**Task directions:**
Return each line of the records below that contains the word "code".

**Information provided:**
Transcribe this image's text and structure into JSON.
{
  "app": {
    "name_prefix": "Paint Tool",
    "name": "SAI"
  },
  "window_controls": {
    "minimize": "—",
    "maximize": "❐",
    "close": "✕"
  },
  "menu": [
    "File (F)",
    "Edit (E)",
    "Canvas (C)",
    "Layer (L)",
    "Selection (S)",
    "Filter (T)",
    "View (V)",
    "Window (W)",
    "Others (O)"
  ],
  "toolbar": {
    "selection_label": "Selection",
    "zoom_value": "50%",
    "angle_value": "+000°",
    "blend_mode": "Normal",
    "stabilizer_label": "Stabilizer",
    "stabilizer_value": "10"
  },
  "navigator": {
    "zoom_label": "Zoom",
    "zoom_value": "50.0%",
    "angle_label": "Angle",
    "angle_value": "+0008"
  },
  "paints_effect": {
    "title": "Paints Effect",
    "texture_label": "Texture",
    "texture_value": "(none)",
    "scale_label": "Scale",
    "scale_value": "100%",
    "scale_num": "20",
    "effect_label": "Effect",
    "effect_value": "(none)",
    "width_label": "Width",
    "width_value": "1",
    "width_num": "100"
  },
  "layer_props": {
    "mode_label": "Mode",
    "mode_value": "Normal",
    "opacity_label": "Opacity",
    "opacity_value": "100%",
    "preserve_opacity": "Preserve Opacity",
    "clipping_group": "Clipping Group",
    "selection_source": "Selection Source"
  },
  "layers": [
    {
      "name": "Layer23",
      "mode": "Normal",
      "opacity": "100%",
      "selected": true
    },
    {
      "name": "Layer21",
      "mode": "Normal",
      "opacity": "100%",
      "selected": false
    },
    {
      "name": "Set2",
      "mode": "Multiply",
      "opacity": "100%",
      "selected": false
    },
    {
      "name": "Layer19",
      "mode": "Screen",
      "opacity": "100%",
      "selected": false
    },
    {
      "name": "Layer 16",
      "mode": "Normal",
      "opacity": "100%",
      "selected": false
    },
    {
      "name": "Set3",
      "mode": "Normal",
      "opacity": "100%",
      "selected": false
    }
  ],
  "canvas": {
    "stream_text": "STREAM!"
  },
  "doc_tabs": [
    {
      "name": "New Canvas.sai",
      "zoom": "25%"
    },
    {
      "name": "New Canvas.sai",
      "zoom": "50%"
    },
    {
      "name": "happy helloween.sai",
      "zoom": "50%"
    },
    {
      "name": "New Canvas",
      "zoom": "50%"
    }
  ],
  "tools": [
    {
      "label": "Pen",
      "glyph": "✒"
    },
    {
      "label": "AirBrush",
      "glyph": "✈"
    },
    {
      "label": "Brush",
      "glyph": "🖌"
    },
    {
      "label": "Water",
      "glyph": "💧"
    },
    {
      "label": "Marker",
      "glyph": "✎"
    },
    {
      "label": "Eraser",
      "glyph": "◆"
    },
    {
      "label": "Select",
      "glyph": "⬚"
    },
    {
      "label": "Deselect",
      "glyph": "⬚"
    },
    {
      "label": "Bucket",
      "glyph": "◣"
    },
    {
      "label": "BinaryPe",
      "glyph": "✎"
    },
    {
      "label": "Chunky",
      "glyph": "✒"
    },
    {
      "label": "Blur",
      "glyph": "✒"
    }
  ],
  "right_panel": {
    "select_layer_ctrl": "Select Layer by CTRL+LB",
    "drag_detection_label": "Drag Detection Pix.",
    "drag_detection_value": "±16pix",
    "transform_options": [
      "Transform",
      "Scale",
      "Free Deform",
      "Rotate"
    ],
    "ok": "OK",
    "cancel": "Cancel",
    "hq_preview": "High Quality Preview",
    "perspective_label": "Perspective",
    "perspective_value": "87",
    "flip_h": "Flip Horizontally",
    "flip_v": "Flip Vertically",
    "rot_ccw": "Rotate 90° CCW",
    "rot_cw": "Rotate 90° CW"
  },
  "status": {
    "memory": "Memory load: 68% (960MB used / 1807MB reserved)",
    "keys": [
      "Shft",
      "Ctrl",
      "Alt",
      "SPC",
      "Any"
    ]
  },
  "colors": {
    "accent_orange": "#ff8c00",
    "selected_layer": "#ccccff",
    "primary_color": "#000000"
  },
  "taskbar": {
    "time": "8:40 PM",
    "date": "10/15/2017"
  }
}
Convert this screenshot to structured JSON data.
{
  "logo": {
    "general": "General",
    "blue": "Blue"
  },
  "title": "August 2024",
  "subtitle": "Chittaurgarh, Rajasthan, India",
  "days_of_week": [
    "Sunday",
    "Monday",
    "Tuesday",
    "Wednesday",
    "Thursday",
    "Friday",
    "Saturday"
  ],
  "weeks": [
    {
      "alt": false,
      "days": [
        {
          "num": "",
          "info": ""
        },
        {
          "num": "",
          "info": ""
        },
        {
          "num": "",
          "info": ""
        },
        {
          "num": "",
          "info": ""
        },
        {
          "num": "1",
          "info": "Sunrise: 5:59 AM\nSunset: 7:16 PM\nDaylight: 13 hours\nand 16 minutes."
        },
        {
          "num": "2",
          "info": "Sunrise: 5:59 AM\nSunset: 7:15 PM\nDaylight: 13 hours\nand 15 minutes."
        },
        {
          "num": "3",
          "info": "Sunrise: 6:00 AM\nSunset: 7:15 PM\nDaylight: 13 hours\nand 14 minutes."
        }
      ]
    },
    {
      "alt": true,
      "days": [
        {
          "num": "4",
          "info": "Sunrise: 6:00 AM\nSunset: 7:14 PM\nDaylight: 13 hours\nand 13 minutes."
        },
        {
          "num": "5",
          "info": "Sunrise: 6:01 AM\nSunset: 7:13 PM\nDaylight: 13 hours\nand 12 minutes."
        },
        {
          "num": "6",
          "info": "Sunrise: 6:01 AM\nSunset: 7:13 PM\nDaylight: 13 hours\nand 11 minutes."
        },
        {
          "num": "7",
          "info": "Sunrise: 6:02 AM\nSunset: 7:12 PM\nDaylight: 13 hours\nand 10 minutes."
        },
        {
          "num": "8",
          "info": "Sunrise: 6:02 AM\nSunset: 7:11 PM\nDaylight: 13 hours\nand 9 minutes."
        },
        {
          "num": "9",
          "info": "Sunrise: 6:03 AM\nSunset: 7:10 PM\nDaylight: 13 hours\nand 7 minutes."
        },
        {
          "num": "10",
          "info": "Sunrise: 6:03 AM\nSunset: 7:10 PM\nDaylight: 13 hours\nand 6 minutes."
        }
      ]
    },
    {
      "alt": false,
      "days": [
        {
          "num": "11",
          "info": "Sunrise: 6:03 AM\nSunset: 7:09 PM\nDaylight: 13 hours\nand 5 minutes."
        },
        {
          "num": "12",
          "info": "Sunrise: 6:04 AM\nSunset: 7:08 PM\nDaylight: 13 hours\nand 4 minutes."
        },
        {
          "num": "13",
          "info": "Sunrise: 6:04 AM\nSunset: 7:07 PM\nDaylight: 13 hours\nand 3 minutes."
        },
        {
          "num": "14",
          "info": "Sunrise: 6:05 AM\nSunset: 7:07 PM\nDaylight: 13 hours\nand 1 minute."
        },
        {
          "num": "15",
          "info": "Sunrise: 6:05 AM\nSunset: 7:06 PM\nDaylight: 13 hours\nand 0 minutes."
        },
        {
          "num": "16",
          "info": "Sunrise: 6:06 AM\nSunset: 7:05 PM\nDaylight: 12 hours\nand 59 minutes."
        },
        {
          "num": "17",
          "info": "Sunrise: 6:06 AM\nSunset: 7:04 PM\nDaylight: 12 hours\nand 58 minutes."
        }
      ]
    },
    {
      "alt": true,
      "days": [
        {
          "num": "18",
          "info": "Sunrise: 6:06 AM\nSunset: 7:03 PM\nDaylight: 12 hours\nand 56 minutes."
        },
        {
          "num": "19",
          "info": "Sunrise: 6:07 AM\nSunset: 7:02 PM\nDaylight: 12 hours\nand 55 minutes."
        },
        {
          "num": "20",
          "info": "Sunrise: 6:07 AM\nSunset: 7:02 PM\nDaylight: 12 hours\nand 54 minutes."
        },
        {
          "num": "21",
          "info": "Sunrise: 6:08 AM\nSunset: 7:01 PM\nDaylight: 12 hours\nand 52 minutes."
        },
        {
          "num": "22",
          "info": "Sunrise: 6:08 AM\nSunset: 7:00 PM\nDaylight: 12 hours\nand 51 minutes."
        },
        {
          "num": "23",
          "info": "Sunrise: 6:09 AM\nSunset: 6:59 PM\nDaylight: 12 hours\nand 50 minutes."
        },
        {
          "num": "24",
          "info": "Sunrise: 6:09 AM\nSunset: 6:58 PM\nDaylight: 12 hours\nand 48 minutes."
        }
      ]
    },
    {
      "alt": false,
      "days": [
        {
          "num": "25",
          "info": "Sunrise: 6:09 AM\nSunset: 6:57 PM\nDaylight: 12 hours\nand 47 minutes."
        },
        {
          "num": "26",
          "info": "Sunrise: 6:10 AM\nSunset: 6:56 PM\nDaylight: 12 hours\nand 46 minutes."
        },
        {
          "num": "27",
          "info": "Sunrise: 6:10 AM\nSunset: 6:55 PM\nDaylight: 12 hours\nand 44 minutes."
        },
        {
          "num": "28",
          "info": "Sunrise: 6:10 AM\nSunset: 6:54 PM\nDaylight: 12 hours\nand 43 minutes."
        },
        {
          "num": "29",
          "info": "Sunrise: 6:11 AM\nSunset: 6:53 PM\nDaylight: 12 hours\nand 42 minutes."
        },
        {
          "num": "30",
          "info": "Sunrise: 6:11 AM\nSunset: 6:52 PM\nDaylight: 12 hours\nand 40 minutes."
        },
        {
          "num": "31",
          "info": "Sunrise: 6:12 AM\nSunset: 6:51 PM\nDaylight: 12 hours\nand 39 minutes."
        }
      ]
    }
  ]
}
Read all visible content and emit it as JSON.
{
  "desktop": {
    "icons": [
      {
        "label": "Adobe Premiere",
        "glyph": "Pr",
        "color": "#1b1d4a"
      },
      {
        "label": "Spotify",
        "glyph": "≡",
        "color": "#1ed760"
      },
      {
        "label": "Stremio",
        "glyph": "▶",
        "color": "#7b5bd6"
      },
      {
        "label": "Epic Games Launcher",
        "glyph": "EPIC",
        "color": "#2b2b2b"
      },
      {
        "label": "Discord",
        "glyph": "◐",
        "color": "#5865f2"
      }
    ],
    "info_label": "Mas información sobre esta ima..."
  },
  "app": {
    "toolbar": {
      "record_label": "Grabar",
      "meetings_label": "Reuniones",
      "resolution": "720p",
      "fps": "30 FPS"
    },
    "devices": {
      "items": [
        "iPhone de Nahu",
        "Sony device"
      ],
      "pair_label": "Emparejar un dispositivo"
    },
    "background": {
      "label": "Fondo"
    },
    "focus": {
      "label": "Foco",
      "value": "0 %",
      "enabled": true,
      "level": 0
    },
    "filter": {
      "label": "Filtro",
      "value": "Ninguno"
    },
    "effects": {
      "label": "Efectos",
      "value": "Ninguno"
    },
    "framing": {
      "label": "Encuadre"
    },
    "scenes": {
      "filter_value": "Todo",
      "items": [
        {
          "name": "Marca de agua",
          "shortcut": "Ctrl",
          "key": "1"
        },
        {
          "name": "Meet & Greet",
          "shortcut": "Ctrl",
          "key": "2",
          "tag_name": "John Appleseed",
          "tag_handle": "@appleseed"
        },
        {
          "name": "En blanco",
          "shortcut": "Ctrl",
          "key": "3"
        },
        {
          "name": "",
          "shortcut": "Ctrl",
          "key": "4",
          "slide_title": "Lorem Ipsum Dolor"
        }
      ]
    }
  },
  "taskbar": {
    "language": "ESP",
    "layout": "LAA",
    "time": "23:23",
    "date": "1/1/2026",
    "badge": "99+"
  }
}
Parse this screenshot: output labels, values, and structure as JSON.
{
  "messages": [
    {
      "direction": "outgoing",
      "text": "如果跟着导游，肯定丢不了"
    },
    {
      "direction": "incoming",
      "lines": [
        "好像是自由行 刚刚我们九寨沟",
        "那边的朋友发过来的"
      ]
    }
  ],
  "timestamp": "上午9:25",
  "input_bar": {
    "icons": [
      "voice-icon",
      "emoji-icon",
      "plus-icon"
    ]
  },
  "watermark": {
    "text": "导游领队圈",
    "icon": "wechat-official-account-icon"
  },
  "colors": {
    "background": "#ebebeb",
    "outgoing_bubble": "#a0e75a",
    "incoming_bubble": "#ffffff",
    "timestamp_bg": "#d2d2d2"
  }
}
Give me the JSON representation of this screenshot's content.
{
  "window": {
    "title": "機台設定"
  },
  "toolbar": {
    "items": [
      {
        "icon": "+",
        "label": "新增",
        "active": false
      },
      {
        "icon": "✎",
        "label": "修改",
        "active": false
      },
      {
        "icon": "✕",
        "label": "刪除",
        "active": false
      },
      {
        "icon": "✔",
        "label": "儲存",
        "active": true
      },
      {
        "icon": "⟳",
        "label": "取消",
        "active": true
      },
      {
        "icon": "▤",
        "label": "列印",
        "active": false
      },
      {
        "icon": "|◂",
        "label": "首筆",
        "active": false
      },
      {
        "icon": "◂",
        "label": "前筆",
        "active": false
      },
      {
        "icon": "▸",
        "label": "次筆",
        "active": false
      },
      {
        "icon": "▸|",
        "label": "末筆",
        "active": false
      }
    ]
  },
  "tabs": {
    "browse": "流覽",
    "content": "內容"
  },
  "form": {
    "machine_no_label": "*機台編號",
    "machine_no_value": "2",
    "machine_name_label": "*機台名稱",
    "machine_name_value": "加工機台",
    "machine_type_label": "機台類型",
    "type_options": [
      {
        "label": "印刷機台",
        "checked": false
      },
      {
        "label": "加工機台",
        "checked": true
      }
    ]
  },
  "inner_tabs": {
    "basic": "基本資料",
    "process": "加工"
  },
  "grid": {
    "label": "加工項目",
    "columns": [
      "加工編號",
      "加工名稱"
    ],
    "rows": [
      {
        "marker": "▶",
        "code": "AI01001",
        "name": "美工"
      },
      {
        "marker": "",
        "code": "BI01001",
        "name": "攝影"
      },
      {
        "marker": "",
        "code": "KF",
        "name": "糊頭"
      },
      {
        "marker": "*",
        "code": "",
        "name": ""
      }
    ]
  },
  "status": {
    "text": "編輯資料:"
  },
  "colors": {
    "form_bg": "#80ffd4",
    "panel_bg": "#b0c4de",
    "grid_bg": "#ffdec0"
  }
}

**Response area:**
        "code": "AI01001",
        "code": "BI01001",
        "code": "KF",
        "code": "",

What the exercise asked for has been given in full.